What started off a foggy day with leaden seas, turning later into a stunning blue-sky morning as we Zodiac-cruised around the face of the Garabaldi Glacier. This tidewater glacier thundered and calved all morning, as we sipped hot-chocolate and dodged the bergy bits. We worked our way west along the Beagle Channel, making a brief foray into the wild open sea of the South Pacific this evening.
The southern reaches of South America is shrouded in stories of treacherous waters and the explorers that dare them as they trail their way toward at the end of the world. Our experience in this wild region today proved to be on the opposite end of the spectrum, however, with beautiful sunny skies and calm seas. Cruising out through Beagle Channel, we devoted our morning to the craft of expedition photography with National Geographic photographer Kike Calvo and the cetaceans of Patagonia, along with with naturalist and resident whale nerd Conor Ryan.
Making our way south, the day’s conditions offered simply impeccable views with the occasional sighting of sei whales and various dolphins. Our fortunes with the day’s weather continued well into the afternoon, allowing us to make a landing at the famous island of Cape Horn. From the albatross monument to the lighthouse and stunning scenery, our afternoon certainly exceeded all expectations as we were spoiled, getting to enjoy this incredible location and monument in mariner history. A spectacular day at the end of the world!

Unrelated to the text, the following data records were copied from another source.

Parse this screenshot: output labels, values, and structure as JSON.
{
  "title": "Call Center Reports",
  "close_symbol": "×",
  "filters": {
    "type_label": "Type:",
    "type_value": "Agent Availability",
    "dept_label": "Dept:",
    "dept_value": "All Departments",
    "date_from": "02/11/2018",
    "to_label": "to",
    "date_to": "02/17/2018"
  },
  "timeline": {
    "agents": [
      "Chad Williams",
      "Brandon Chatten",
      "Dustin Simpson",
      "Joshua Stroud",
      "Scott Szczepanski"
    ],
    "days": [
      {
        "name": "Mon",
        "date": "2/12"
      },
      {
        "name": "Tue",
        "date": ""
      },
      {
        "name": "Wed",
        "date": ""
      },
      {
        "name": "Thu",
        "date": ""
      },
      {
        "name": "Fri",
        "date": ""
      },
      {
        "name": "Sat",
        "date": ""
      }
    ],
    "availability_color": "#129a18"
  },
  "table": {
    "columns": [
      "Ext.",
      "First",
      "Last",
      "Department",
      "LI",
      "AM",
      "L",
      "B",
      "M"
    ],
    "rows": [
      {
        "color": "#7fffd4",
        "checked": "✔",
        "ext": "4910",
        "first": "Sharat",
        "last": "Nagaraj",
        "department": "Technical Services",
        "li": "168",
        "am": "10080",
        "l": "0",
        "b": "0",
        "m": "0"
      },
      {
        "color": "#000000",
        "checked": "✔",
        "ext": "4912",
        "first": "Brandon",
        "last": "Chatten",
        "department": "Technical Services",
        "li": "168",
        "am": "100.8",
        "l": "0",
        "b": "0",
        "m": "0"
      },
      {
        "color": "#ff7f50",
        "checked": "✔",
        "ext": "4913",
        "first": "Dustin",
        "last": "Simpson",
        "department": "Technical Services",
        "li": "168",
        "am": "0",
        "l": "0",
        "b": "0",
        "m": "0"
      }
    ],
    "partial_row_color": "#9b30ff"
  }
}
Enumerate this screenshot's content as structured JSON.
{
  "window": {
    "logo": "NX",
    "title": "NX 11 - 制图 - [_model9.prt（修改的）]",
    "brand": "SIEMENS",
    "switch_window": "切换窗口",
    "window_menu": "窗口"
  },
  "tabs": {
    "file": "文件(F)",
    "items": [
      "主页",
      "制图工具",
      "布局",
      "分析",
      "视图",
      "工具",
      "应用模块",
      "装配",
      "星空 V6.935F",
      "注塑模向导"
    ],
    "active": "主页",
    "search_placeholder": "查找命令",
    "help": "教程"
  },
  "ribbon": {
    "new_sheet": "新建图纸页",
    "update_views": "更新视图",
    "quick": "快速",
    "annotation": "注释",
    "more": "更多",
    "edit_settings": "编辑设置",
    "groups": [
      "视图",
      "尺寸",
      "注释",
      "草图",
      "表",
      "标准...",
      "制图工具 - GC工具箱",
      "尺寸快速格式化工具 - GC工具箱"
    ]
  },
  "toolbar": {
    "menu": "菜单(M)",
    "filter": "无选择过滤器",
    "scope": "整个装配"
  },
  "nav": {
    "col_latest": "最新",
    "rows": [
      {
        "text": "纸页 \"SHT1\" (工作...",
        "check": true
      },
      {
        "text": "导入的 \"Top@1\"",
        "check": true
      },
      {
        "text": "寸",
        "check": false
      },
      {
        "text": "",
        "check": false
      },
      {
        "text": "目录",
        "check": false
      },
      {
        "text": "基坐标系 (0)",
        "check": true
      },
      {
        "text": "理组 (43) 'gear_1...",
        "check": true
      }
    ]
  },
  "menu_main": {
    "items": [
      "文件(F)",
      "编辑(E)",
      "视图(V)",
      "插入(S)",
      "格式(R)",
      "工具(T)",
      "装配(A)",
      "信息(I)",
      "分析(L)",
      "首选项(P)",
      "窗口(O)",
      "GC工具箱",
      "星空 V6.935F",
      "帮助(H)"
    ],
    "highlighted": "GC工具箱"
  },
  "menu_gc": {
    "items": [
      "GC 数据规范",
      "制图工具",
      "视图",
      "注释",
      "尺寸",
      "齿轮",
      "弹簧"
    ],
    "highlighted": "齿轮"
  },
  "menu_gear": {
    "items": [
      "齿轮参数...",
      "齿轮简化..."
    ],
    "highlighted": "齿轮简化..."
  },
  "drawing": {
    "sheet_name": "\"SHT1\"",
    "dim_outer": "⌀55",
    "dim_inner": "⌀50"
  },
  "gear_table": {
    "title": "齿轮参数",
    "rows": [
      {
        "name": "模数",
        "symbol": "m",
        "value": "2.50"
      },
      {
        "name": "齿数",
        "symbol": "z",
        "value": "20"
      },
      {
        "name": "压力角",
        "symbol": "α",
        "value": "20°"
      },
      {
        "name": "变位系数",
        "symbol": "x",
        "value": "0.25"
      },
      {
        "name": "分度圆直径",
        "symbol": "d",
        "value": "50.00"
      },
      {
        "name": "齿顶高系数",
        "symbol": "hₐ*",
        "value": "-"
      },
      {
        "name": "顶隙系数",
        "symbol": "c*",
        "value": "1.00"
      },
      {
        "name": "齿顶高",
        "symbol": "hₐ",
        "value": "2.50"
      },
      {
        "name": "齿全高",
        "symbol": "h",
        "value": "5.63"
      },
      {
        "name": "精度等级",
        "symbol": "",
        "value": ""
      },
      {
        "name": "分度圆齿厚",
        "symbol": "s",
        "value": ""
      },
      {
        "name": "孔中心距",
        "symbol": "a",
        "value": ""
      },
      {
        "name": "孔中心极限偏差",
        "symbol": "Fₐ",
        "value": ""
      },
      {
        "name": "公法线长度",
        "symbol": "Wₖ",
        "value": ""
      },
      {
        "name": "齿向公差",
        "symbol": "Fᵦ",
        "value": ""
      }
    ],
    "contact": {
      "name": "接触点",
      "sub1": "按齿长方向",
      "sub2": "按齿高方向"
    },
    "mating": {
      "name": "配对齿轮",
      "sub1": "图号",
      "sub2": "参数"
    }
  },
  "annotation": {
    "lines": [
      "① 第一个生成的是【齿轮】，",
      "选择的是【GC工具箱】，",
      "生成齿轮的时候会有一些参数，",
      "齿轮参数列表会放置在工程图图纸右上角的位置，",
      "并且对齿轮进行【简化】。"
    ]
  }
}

Our second full day on this remote and wild island brought the opportunity to explore an ice-carved fjord called Caleta Capitán Cánepa. What a morning! South American fur seals, a southern elephant seal weaner, and South American sea lions cavorted around the Zodiacs. An otter family was sighted both in the water and along the shoreline near a rushing waterfall. Rock and imperial shags, steamer ducks, striated caracarás, Magellanic penguins, and Andean condors were sighted within these protected waters. The steep cliffs and narrow channels made for incredible photographic opportunities! The morning simply flew by with each new discovery.
Our afternoon landing took us to Franklin Bay, on the southewest side of Isla de Los Estados. Here we encountered rock Hopper penguins by the hundreds. The bay is also the site of a circa 1970 mass stranding of long-finned pilot whales. The bones strewn along the beach above the high tide line bore testament to the tragedy that occurred here some 50 years ago. Wild and windy, the entire day brought nothing but new delights!
You may share my belief that exploring the world is always a privilege. If so, this expedition takes that up a notch—as it provides exclusive access to wildernesses that are in private hands. The term seldom seen has seldom been more appropriate.